Task to complete ->
Look through the records below, and whenever a line contains "JSON", copy it.

• • • • • • •

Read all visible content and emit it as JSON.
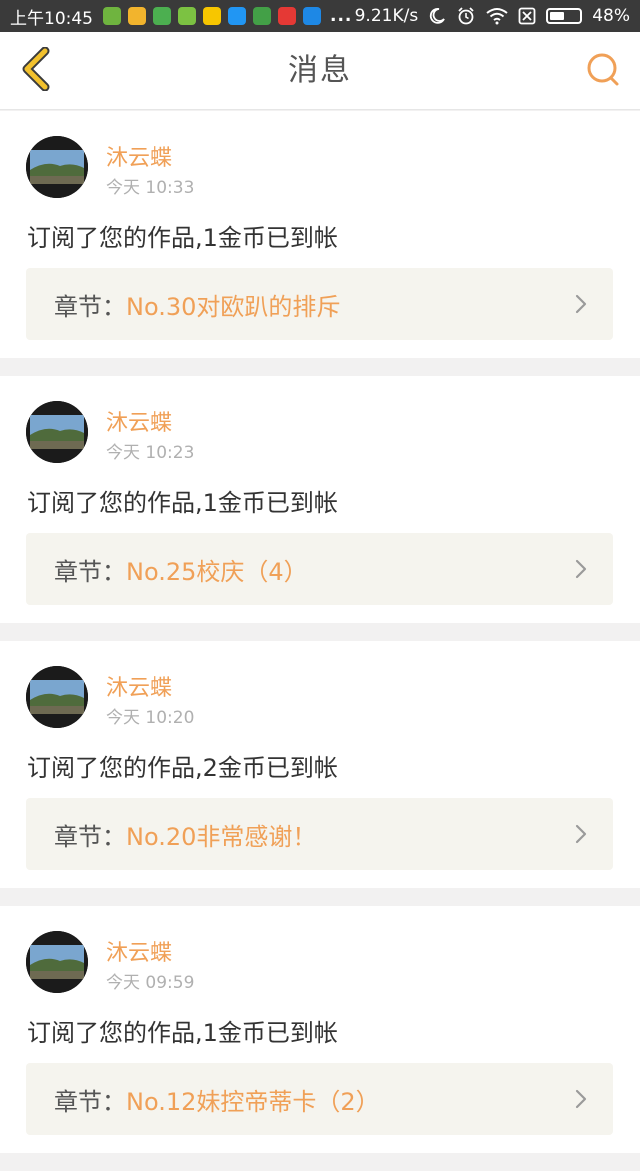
{
  "status_bar": {
    "time": "上午10:45",
    "app_icons": [
      {
        "name": "plant-app-icon",
        "color": "#6fb43f"
      },
      {
        "name": "qr-app-icon",
        "color": "#f2b42d"
      },
      {
        "name": "book-app-icon",
        "color": "#4caf50"
      },
      {
        "name": "chat-app-icon",
        "color": "#7cc242"
      },
      {
        "name": "taxi-app-icon",
        "color": "#f7c600"
      },
      {
        "name": "browser-app-icon",
        "color": "#2196f3"
      },
      {
        "name": "ebook-app-icon",
        "color": "#43a047"
      },
      {
        "name": "news-app-icon",
        "color": "#e53935"
      },
      {
        "name": "browser2-app-icon",
        "color": "#1e88e5"
      }
    ],
    "more": "...",
    "network_speed": "9.21K/s",
    "battery_percent": "48%",
    "battery_level": 0.48
  },
  "nav": {
    "title": "消息"
  },
  "messages": [
    {
      "username": "沐云蝶",
      "time": "今天 10:33",
      "text": "订阅了您的作品,1金币已到帐",
      "chapter_label": "章节：",
      "chapter_title": "No.30对欧趴的排斥"
    },
    {
      "username": "沐云蝶",
      "time": "今天 10:23",
      "text": "订阅了您的作品,1金币已到帐",
      "chapter_label": "章节：",
      "chapter_title": "No.25校庆（4）"
    },
    {
      "username": "沐云蝶",
      "time": "今天 10:20",
      "text": "订阅了您的作品,2金币已到帐",
      "chapter_label": "章节：",
      "chapter_title": "No.20非常感谢！"
    },
    {
      "username": "沐云蝶",
      "time": "今天 09:59",
      "text": "订阅了您的作品,1金币已到帐",
      "chapter_label": "章节：",
      "chapter_title": "No.12妹控帝蒂卡（2）"
    }
  ],
  "colors": {
    "accent": "#f0a057",
    "back_icon": "#f2c12e",
    "chapter_bg": "#f5f4ee"
  }
}
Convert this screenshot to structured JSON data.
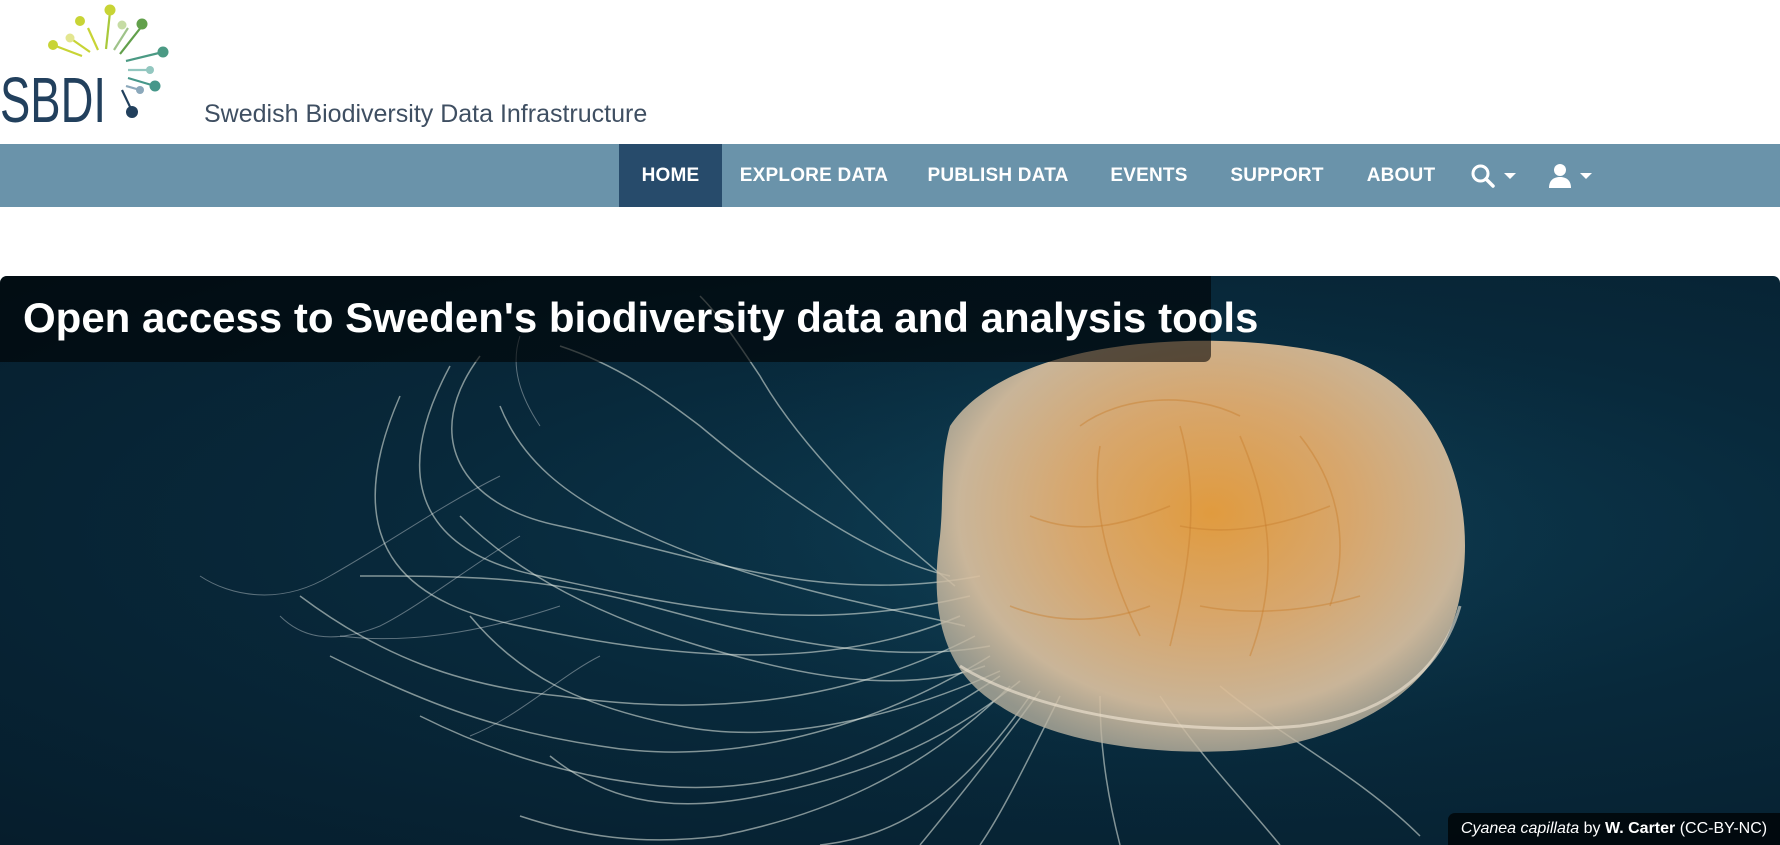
{
  "brand": {
    "logo_text": "SBDI",
    "tagline": "Swedish Biodiversity Data Infrastructure"
  },
  "nav": {
    "items": [
      {
        "label": "HOME",
        "active": true
      },
      {
        "label": "EXPLORE DATA",
        "active": false
      },
      {
        "label": "PUBLISH DATA",
        "active": false
      },
      {
        "label": "EVENTS",
        "active": false
      },
      {
        "label": "SUPPORT",
        "active": false
      },
      {
        "label": "ABOUT",
        "active": false
      }
    ],
    "search_icon": "search-icon",
    "user_icon": "user-icon"
  },
  "hero": {
    "title": "Open access to Sweden's biodiversity data and analysis tools",
    "credit": {
      "species": "Cyanea capillata",
      "by": "by",
      "author": "W. Carter",
      "license": "(CC-BY-NC)"
    }
  },
  "colors": {
    "navbar": "#6a93aa",
    "nav_active": "#274b6b",
    "brand_dark": "#22405d",
    "hero_water": "#08293b"
  }
}
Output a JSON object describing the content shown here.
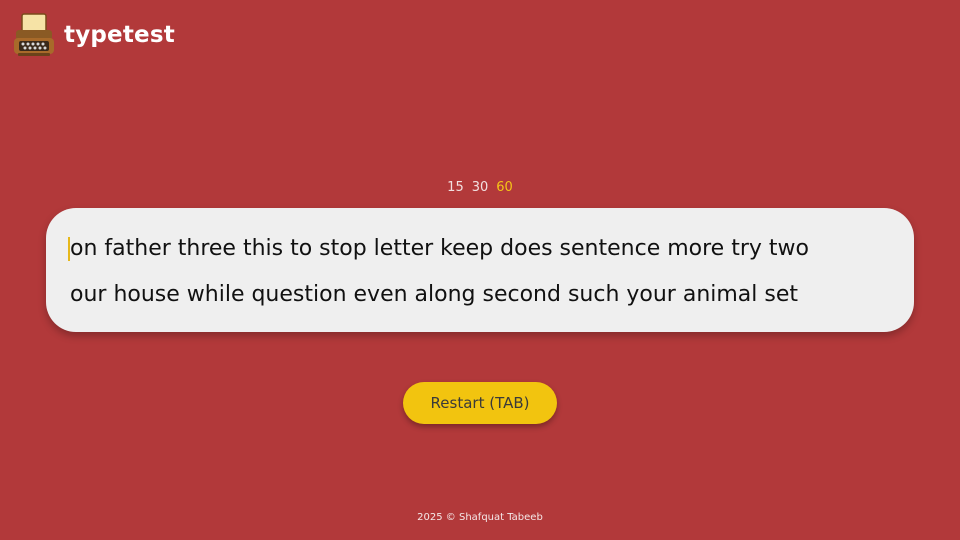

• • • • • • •

Task output ->
Read all visible content and emit it as JSON.
Convert this screenshot to structured JSON data.
Output a JSON object describing the content shown here.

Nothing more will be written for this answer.